By Shawn Lovejoy
Seminary didn’t prepare us for this.
Personnel issues. Hiring. Alignment. Firing. Culture. Vision. Systems. Multiple staff. Multiple campuses. Leadership development. Dealing with growth. Spurring new growth. Financial management. And that doesn’t even cover it all!
The ministry world today is so complex.
Good news! There are more resources available to us than ever before. The Web has made it possible to download a complete online video course on virtually any subject, in a matter of moments.
At the end of the day, however, we leaders still need a place where we can talk through the things that keep us up at night.
- What do we do with our worship leader? (It’s always a worship leader, right?)
- Should we build a new building or start a campus?
- Should we give them more time or let them go? Should we go talk to them? If so, how should the conversation start? How should it end?
- How can I grow my leadership?
- How can I change the way I lead?
- How do we take our team to the next level?
Now that we know what needs to be done, how can we ensure we do it the right way? (Because if we do the right thing the wrong way, we get the same results.)
In the meantime, Sunday is always coming. Every week is relentless. We are often overextended and over-committed.
There’s not a lot of time to invest in extra relationships, much less in consulting or coaching.
Yet, the No. 1 mistake I see pastors make is isolation.
The bottom line? We need help
Our schedules tend to put relationship on the back burner. However, when we get isolated, we become more vulnerable. When we get isolated, we stop learning from others. When we stop learning, we stop growing. When we stop growing, sooner or later the church will stop growing.
For many of us, the reason our ministry isn’t growing is simple: we’re not growing.
We’ve read the books. We’ve downloaded the content. What’s still missing? Relationship.
This is why I believe every leader needs a coach.
What is coaching?
“Coaching” has become a buzzword — not only in corporate circles, but now in the ministry world. But what exactly is coaching, and why does a pastor need it?
Think about it: coaching has historically been relegated to athletics. Think about what coaches do — they work to help individuals and teams win. They not only help draw a picture of success, but detail a process to help take people there. Coaches work to bring out the best in people, always pushing them to excel. They encourage, admonish, correct and consult on the right mind-set and fundamentals players need in order to win. The best coaches know how to watch a player play, and then offer constructive criticism and motivation along the way to help that player seize all his or her God-given ability.
In the same way, every leader needs someone to come alongside them and watch them “play” — correcting and motivating them along the way to squeeze out all their God-given ability.
Coaching is not just content; with the tips of our fingers, we can read and download content.
What’s missing? Relationship.
To win, I believe we all need to know and be known. We need a safe place to talk through our personal and leadership issues.

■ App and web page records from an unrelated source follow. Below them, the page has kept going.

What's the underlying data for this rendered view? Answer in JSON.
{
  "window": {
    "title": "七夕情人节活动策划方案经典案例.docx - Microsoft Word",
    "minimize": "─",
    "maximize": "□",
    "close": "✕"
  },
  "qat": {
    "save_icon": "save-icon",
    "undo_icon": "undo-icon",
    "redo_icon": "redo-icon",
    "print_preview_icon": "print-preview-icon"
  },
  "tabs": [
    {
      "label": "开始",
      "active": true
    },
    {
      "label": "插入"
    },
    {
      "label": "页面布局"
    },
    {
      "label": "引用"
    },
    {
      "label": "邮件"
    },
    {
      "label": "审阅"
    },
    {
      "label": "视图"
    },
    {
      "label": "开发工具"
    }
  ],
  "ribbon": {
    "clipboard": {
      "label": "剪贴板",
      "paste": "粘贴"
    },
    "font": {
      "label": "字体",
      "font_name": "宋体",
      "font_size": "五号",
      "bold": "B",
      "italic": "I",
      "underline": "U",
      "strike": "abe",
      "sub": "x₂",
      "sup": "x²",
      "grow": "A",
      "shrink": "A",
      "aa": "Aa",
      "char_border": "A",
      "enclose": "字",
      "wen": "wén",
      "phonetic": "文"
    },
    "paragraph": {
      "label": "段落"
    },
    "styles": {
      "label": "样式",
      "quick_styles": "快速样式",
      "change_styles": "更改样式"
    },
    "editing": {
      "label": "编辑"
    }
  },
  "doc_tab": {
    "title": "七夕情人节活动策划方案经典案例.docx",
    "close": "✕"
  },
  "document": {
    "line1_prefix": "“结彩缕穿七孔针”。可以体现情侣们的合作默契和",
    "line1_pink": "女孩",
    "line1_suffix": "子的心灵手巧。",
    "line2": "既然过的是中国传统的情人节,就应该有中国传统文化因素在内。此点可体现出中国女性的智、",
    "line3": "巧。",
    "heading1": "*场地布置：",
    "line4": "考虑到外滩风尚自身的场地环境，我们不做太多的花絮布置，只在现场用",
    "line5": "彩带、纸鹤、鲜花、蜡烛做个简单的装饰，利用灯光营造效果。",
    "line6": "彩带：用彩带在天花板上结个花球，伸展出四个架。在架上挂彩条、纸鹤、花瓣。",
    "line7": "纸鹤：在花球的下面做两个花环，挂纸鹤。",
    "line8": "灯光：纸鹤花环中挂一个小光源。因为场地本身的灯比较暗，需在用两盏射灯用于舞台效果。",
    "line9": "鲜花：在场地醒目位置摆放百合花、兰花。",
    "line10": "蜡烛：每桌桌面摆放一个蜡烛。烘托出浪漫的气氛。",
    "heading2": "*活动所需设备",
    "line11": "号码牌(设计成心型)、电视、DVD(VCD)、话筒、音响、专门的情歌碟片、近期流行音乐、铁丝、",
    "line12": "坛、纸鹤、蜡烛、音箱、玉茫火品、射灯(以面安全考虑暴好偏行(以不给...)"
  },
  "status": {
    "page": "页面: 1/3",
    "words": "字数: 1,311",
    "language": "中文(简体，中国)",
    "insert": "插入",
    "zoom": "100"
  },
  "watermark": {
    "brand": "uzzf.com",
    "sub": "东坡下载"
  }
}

Sometimes we need permission.
Sometimes we have a sense of what needs to be done; we just need to hear someone say, “You’re not crazy for thinking that. Go for it!”
Other times, we need to hear someone say: “Whatever you do, don’t do that.”
How is a coach able to offer that kind of perspective? Simple.
Guess what most coaches have in common? They were once players. They’ve been in the trenches and on the frontlines before. They’ve been there, done that, gotten the T-shirt — and often have the scars to prove it.
Why wouldn’t we want to learn from someone else’s pain instead of having to learn everything the most painful way: ourselves?
So, go. Get a coach! Ask them to watch you play.
Being coached isn’t always easy, and the process can be grueling. The scoreboard, however, will often prove it’s been worth it.
Shawn Lovejoy is founder & CEO of CourageToLead.com, where he and his team coach leaders, pastors pastors, and helps them all conquer what keeps them up at night. Previously, Lovejoy served as founding and lead pastor of Mountain Lake Church in Cumming, GA, and directional leader of churchplanters.com and the annual Velocity Conference. He has written several books, including The Measure of Our Success: An Impassioned Plea to Pastors (Baker Books, 2012) and Be Mean About the Vision: Preserving and Protecting What Matters (Thomas Nelson, 2016).